[Given data]
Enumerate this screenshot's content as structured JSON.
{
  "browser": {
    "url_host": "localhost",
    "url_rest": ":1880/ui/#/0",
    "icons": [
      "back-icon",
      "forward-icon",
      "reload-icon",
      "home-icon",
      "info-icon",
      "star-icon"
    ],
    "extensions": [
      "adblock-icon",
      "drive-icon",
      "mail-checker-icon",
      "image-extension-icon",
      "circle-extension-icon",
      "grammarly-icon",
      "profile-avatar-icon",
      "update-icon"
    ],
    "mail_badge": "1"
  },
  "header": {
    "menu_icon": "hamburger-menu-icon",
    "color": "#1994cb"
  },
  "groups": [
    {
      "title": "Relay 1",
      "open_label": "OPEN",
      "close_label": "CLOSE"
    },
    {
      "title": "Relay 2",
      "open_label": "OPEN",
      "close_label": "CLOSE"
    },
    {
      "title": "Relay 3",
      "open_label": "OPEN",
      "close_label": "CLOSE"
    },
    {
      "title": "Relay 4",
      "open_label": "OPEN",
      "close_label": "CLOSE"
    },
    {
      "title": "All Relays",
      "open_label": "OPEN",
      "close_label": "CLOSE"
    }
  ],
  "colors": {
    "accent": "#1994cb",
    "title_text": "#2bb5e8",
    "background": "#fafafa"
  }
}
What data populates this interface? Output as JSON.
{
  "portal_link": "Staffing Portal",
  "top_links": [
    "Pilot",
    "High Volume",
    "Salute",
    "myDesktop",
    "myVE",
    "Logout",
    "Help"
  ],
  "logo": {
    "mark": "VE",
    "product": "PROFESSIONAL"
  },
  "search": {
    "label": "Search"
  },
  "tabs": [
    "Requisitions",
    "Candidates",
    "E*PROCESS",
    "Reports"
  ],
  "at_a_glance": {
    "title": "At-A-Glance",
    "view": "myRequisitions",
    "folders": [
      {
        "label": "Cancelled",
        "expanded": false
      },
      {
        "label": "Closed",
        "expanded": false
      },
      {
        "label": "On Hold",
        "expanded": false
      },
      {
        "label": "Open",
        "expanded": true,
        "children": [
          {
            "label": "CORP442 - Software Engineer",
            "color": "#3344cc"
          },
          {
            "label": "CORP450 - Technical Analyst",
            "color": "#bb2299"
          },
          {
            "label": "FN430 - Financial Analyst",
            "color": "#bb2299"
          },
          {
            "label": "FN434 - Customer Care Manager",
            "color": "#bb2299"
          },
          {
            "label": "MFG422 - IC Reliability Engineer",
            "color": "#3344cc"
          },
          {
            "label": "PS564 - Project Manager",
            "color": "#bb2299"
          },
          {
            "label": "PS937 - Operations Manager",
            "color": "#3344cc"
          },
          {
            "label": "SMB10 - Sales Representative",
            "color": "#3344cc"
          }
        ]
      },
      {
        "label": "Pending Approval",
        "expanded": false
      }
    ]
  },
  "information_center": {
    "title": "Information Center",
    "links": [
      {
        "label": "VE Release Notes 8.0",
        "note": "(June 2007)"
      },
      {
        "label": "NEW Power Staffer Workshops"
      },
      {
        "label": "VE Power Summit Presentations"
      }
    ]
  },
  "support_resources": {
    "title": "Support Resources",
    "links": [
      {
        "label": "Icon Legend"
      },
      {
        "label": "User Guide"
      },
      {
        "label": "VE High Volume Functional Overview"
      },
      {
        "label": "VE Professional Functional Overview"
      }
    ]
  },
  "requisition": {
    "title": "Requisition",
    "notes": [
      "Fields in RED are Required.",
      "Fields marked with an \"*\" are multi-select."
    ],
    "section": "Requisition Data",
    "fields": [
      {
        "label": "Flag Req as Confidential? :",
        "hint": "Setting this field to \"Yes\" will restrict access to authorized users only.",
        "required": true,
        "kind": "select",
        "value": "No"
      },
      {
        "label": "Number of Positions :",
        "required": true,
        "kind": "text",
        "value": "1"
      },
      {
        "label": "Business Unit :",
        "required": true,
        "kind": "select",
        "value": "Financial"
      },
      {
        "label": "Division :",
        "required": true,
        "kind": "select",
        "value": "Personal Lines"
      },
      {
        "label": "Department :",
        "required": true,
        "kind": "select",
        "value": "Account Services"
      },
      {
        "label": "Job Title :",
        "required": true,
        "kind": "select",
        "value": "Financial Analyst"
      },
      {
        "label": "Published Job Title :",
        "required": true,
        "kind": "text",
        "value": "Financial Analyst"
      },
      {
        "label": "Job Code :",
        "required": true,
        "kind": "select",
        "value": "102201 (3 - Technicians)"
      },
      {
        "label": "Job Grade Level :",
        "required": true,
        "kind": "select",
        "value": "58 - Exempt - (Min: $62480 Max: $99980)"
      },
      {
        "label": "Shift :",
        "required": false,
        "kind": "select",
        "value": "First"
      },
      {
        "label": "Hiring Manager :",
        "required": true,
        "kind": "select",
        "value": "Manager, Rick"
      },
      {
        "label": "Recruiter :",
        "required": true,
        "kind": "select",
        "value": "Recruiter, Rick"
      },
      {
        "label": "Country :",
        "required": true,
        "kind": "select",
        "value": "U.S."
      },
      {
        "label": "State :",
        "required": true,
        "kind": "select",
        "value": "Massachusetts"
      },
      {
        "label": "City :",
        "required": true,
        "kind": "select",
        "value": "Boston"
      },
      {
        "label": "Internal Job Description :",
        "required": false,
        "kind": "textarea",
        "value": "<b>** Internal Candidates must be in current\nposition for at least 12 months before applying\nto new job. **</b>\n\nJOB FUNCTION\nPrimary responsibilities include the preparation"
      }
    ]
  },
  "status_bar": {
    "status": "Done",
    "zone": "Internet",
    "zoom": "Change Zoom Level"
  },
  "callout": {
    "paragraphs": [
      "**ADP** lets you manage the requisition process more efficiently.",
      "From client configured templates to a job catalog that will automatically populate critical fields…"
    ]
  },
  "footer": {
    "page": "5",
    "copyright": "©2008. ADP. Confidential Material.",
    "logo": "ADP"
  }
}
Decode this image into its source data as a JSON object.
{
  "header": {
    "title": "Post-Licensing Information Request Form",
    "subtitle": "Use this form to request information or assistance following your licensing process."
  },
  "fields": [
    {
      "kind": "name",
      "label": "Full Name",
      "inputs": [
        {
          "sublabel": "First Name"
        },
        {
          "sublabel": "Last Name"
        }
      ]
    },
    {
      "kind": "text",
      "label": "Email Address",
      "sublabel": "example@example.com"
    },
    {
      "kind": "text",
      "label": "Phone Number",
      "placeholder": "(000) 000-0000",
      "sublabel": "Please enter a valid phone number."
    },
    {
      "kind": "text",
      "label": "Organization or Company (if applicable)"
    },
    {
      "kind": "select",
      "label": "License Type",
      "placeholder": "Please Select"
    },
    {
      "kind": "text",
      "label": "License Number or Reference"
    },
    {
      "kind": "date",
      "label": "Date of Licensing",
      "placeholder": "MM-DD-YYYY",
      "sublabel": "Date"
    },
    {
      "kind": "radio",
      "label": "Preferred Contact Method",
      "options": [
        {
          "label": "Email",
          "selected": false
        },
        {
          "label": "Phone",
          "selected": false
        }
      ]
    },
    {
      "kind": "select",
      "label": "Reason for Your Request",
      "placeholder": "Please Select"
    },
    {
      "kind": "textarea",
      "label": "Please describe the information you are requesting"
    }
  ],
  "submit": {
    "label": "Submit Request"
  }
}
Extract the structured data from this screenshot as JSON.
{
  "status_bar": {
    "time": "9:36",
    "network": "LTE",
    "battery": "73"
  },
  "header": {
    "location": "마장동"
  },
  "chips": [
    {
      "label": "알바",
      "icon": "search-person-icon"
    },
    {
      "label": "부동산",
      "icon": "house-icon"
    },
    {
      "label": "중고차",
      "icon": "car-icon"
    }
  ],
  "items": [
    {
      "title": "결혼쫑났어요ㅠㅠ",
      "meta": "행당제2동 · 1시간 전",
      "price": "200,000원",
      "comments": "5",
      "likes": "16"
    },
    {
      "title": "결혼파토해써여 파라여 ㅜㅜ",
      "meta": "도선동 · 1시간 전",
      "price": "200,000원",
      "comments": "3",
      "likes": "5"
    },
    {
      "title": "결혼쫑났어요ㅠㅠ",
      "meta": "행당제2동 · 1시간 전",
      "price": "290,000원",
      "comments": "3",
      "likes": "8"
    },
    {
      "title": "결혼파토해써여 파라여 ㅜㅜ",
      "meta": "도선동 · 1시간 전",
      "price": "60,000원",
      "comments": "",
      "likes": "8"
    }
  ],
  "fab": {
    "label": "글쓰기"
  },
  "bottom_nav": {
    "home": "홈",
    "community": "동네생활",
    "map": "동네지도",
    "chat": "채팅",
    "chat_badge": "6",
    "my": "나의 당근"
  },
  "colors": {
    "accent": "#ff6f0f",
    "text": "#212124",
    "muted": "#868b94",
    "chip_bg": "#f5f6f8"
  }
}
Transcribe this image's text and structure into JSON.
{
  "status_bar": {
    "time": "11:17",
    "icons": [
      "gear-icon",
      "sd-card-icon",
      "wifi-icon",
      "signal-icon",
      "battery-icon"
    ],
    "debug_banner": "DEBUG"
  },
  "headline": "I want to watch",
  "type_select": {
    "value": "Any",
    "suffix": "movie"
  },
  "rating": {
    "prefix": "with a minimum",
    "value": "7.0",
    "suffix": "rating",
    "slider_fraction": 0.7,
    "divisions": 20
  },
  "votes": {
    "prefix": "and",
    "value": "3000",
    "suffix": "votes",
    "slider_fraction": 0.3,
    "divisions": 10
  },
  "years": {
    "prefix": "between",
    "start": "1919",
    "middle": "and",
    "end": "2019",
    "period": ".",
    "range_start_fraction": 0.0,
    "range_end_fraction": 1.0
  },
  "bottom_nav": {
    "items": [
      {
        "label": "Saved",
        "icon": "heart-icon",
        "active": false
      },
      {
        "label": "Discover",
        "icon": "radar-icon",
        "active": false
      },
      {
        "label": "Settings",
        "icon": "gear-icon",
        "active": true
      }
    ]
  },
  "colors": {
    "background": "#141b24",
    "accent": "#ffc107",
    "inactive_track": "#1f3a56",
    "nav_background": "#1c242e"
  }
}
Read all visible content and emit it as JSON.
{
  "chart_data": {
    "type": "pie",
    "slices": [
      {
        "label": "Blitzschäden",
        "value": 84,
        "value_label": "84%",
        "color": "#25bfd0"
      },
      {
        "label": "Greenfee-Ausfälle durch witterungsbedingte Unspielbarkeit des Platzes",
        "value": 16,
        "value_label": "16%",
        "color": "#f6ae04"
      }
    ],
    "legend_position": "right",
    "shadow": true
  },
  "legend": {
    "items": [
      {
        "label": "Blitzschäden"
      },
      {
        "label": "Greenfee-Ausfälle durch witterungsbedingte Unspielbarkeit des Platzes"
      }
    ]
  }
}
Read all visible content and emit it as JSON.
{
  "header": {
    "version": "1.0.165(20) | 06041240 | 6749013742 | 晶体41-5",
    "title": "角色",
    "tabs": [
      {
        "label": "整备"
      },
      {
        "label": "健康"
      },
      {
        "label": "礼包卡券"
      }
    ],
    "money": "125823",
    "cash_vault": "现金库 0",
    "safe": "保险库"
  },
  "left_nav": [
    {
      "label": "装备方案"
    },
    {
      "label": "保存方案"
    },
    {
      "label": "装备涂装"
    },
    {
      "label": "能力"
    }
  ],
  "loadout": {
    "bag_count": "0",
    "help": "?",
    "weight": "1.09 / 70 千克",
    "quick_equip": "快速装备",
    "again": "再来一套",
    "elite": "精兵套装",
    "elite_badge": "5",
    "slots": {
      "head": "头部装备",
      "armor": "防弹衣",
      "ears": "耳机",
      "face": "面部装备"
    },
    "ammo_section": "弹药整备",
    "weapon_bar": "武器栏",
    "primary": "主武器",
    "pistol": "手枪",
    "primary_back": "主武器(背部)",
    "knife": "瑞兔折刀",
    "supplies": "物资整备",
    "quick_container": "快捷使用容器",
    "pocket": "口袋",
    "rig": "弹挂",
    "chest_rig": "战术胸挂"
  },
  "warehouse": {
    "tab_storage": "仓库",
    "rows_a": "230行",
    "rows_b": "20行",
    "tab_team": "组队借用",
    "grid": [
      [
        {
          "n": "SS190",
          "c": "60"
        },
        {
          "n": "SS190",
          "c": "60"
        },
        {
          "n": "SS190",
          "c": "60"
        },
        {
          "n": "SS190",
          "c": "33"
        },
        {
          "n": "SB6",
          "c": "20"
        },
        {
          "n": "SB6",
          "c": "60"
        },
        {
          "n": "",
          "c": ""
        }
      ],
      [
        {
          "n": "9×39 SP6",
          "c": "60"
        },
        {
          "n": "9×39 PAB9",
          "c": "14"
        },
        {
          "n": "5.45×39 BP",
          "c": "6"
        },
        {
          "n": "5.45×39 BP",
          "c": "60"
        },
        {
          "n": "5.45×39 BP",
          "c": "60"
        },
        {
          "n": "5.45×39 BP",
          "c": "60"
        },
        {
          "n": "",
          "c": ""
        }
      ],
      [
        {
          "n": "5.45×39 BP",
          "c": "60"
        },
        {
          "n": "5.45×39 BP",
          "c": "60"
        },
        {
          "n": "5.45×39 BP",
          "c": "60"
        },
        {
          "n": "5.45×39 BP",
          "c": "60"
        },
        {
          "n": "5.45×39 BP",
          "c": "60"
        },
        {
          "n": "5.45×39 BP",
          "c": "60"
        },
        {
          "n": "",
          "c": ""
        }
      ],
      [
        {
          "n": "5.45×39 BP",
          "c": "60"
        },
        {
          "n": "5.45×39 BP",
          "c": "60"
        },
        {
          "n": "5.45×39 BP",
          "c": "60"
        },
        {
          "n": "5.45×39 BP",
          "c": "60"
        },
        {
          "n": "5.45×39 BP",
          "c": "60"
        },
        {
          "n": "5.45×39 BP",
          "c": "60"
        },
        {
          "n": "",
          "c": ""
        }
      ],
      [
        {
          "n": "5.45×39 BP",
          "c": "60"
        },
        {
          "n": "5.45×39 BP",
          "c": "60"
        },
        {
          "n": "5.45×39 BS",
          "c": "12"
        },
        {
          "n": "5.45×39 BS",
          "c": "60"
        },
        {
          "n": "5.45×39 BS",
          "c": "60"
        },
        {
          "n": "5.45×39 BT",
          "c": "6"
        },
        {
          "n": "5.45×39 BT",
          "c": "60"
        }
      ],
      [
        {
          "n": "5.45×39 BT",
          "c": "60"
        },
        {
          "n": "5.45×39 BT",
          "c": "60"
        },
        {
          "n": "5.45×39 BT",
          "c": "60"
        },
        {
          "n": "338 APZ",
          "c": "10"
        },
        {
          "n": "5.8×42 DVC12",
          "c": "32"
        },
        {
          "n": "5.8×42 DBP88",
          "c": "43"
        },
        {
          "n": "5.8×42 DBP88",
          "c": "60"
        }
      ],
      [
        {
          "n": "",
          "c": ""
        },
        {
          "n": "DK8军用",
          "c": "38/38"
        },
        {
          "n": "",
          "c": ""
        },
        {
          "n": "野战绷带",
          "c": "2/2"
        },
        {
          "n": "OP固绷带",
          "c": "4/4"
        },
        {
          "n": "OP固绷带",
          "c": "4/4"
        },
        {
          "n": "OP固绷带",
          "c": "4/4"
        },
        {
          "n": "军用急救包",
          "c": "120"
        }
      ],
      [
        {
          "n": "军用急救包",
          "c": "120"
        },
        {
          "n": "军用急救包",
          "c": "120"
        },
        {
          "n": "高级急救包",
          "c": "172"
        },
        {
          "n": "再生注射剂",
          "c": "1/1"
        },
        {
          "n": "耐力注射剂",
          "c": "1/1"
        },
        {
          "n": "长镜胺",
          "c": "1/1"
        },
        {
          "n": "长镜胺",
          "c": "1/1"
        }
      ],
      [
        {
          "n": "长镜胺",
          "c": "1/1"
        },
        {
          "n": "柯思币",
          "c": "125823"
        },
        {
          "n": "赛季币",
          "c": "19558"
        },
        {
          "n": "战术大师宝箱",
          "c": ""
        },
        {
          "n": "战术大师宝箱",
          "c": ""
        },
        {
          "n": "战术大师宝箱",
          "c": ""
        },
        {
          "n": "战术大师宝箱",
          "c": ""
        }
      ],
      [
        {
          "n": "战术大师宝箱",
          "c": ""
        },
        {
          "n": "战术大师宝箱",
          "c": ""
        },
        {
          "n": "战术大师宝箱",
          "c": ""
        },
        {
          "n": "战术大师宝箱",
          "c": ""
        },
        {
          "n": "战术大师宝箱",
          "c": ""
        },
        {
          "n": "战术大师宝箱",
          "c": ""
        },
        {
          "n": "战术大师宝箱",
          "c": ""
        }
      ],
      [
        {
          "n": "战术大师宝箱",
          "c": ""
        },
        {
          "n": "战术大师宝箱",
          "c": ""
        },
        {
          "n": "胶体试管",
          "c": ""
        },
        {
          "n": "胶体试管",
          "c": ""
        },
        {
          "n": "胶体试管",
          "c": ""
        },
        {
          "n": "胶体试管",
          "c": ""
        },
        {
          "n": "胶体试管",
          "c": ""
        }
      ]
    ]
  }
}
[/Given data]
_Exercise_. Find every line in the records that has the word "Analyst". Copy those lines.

_Answer area_.
            "label": "CORP450 - Technical Analyst",
            "label": "FN430 - Financial Analyst",
        "value": "Financial Analyst"
        "value": "Financial Analyst"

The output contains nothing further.